Malaysian factories hit for the first time in four months | Money

  Malaysian factories hit for the first time in four months |  Money
Malaysia may lose momentum in the manufacturing sector as output slows down for the first time in four months.

KUALA LUMPUR, Oct 1 – Malaysia’s manufacturing output is facing its first slowdown in four months, signaling that the region’s recovery could lose momentum.

According to IHS Market’s Manufacturing Purchasing Managers’ Index (PMI), Malaysia had a score of 49.0 in September, up from 49.3 in the previous month.

A PMI score below 50 indicates a contraction while a score above 50 extends the signal.

Chris Williamson, chief business economist at IHS Markets, explained that a slowdown is always possible and noted that Malaysia’s manufacturing performance is still consistent with year-over-year expansion.

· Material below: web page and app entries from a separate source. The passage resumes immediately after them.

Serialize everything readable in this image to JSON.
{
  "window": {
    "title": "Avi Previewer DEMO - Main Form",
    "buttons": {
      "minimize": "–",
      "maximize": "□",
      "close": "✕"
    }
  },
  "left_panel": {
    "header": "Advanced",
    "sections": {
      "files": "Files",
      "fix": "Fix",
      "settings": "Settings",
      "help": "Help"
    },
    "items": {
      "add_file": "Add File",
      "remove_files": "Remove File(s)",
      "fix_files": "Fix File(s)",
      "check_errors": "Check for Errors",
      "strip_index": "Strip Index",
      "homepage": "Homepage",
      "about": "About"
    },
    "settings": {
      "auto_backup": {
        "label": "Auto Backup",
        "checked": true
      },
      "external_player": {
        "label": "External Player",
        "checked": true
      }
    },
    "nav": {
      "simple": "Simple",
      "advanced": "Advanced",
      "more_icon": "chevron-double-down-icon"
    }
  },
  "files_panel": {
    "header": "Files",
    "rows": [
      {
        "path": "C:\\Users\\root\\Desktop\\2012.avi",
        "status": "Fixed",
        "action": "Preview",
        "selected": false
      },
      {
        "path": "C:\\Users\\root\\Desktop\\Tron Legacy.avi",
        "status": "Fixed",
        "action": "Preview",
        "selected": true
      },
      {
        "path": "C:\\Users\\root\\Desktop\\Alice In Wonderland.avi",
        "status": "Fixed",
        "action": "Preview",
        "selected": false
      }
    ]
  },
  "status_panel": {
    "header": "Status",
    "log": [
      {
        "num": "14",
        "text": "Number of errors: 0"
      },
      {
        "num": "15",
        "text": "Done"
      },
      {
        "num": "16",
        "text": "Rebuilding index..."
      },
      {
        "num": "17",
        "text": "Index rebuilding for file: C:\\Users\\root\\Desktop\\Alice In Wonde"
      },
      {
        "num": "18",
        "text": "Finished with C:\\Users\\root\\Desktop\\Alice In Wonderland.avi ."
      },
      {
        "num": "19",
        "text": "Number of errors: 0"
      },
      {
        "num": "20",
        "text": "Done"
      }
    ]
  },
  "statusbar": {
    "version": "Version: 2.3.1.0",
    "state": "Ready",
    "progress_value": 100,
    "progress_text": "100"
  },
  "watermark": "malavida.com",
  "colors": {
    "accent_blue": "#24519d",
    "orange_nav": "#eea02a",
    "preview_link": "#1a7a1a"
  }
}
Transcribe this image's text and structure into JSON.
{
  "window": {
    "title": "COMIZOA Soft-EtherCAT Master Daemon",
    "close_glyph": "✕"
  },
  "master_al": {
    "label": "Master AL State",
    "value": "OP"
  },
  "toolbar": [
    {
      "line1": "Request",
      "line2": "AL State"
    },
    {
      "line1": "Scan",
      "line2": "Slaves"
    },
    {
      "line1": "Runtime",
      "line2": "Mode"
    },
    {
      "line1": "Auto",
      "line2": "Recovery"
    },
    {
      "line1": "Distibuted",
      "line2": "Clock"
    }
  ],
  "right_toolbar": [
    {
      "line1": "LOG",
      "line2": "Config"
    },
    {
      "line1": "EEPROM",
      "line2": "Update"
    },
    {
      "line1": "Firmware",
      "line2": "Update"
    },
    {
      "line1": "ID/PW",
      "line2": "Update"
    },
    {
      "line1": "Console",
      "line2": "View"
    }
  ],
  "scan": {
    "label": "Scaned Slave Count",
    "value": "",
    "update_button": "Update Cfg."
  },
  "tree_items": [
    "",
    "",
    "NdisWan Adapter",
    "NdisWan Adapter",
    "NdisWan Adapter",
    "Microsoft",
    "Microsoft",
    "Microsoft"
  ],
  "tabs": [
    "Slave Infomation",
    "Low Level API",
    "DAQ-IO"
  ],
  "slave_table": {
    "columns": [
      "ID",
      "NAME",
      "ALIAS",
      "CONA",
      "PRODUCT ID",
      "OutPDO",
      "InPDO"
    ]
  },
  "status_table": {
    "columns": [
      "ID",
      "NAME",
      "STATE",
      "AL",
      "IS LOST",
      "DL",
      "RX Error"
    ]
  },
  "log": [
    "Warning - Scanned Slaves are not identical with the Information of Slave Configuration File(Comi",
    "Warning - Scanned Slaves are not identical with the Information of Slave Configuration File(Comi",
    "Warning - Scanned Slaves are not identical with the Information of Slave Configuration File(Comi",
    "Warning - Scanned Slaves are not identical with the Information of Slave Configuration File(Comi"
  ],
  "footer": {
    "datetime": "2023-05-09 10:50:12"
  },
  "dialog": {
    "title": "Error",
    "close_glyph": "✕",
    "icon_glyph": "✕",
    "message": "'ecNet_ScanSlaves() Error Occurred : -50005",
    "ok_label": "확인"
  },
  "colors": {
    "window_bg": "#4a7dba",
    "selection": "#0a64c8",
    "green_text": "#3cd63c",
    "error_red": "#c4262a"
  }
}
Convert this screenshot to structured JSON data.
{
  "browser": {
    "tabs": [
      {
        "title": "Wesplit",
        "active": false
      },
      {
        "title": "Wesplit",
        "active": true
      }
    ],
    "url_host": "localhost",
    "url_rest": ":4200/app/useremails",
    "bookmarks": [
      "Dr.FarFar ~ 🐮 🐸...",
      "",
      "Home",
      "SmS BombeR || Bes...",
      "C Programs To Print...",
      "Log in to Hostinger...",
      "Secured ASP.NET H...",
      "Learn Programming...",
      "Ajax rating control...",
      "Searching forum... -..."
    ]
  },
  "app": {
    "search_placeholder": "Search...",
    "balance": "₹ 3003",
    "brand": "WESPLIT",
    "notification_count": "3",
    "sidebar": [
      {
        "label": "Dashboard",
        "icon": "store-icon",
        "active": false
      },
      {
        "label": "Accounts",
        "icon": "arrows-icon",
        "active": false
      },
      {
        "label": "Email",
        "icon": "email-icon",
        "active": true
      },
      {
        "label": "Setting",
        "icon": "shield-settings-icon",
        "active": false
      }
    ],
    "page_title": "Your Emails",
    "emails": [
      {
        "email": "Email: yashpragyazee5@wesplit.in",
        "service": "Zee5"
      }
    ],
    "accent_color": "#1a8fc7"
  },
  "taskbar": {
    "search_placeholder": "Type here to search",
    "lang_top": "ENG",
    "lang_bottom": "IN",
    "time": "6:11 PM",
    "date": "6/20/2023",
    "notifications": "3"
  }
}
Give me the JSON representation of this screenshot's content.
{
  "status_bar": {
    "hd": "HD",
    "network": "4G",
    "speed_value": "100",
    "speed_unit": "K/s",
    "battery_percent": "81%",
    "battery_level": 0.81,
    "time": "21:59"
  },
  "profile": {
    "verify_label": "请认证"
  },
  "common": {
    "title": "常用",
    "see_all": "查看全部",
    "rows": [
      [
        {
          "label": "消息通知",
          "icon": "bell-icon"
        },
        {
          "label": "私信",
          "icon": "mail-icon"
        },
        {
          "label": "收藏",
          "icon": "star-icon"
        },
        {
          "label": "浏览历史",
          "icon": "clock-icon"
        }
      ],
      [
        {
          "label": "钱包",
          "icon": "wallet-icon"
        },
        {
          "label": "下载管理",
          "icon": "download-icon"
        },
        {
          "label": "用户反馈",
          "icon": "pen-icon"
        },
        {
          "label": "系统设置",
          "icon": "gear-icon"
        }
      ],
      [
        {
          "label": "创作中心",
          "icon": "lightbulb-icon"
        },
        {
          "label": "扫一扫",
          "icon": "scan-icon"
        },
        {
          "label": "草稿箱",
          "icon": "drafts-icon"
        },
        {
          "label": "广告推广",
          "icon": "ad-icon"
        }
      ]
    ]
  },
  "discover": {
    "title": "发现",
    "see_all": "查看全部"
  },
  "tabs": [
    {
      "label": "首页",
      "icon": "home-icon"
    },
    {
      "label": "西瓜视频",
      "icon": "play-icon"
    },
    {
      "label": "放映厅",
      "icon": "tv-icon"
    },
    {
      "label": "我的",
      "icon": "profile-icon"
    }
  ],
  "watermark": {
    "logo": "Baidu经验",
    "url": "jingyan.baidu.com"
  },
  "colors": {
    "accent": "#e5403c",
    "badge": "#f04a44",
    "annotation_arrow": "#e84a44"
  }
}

However, he warned that such recovery in the country was accidental due to the Kovid-19 epidemic.

“According to IHS Market’s Covid-19 Content Index, with the exception of a more significant increase in infection rates, Covid-19 related restrictions are due to be more flexible in the coming months,” Williamson said.

“However, the future course of the virus remains uncertain and poses the greatest risk to vision.”

For May, Malaysia had a strong performance of 51.0 in the PMI, indicating that the country is in for a V-shaped recovery.

After Mallya was found to have successful control of Covid-1 of, there has been a sudden increase in the number of infections in the country in Malaysia, which started on September 11 with an increase of 182 cases.

In Malaysia, the period from August to August 16 was increased from 9,000 to 10,000, while the number of cases in the country increased by 1,000 in just two weeks.

Health Director General Ten CR Dr Noor Hisham Abdullah has said that since then Covid-19 can no longer be considered limited to Sabah as the trend of infection has shown that it is already in the Malaysian community.

See also  Gerrard's Rangers end unbeaten season

During the initial wave of Kovid-19 infection in March, the government imposed a movement control order that brought the country’s economy to almost complete stability.

LEAVE A REPLY

Please enter your comment!
Please enter your name here